Many companies have been designing and testing driverless vehicles for years. Google is one such company. The company began officially researching autonomous vehicles in 2009. Having now transitioned over to the independent company Waymo, it has successfully tested several driverless vehicles. According to Waymo’s "Journey" page, their goal is to “make our roads safer, free up people’s time, and improve mobility for everyone.” Waymo Another company more recently known for its development of autonomous vehicle technology is Elon Musk’s Tesla car company. Many of its consumer vehicles already contain substantial amounts of automation from parking to lane changing. But the company is working steadily toward its goal of complete driverless transportation. The autopilot page of their website states that “all you will need to do is get in and tell your car where to go.” Replacing the human with the computer as sole driver is the ultimate goal of both Google and Tesla as well as many other companies conducting similar research.

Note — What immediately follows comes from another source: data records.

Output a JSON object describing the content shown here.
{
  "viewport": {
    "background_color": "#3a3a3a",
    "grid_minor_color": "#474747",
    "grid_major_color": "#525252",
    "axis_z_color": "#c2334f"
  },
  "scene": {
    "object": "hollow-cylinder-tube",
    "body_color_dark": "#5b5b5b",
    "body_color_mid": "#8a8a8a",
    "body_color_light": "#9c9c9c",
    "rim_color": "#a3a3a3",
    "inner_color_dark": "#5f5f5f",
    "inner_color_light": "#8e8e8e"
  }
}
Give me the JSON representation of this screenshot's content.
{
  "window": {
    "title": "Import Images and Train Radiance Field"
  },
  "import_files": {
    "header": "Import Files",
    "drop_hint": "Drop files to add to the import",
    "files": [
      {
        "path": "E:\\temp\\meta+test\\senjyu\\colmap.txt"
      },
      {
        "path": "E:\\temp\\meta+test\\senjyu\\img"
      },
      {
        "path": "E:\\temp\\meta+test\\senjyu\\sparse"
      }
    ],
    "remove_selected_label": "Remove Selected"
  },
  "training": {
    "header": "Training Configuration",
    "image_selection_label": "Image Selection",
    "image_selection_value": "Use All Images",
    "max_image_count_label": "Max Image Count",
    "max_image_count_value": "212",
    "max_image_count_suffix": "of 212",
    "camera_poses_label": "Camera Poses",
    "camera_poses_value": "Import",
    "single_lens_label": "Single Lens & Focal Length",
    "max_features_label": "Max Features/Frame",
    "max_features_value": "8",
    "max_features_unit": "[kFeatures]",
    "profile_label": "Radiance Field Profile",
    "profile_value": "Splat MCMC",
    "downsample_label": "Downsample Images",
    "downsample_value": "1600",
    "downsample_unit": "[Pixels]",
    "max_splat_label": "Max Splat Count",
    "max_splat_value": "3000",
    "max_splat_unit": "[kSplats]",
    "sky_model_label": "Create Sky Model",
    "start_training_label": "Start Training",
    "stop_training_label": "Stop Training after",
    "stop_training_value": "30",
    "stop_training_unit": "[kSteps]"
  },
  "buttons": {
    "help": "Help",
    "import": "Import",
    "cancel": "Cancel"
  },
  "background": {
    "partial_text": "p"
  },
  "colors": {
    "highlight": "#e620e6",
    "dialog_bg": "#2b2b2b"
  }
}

The question is how soon this kind of tech will reach average consumers in their daily lives. Some believe that it may take a bit longer than a few years. In an article of the Economist, the author explains that one of the reasons for inevitable delay in consumer availability is that the autonomous vehicle development process cannot simply leap from small autonomous segments to complete computer control of the car. The in-between stages are less reliable and could be dangerous, causing development companies to wait till they have a near complete autonomous vehicle before it pushes the concept heavily. Whether they come sooner or later however, the amount of research around autonomous vehicles makes it seem highly likely that they will replace human-driven vehicles.

Industries At Risk From AV Technology
Taxis and Buses Trucking Human-Driven Uber/Lyft Services Car Manufacturers
A human taxi or bus driver is completely unecessary with autonomous driving. A robot doesn't need to sleep or stop to eat. It won't fall alseep at the wheel. This industry will be forced to switch to AVs or face the same fate as taxis. Fewer individual consumers will need vehicles of their own right from the manufacturer.

Their inevitability means the world needs to be prepared for the problems they will present to society. The first apparent conclusion is that jobs related to the transportation industry will be drastically diminished. The trucking industry, employing 1.7 million people in the US, may be one of the biggest ways in which automating vehicles will eliminate jobs according to an article by Natalie Kitroeff in the Los Angeles Times. Of course, the other side of the coin is that better transportation will benefit all aspects of the economy counterbalancing the job losses. driverless car Autonomous vehicles also present a challenge to the automotive industry which will need to face the fact that fewer people will have the need to buy cars themselves. Instead, car rental services will make more sense when the need for a driver is nonexistent.

Autonomous vehicles are the future. They are being built and designed now and a taste of them is already purchasable through companies like Tesla. It will be interesting to watch the effects of such a drastic technological change and how society responds to it.



Works Cited

  1. “Journey – Waymo.” Waymo, waymo.com/journey/.
  2. “Autopilot.” Tesla, Inc, www.tesla.com/autopilot.
  3. “The long, winding road for driverless cars.” The Economist, The Economist Newspaper, 25 May 2017, www.economist.com/news/science-and-technology/21722628-forget-hype-about-autonomous-vehicles-being-around-cornerreal-driverless-cars-will.
  4. Kitroeff, Natalie. “Robots could replace 1.7 million American truckers in the next decade.” Los Angeles Times, Los Angeles Times, 25 Sept. 2016, www.latimes.com/projects/la-fi-automated-trucks-labor-20160924/.

Images

  1. By Grendelkhan [CC BY-SA 4.0 (https://creativecommons.org/licenses/by-sa/4.0)], via Wikimedia Commons
  2. By Steve Jurvetson [CC BY 2.0 (http://creativecommons.org/licenses/by/2.0)], via Wikimedia Commons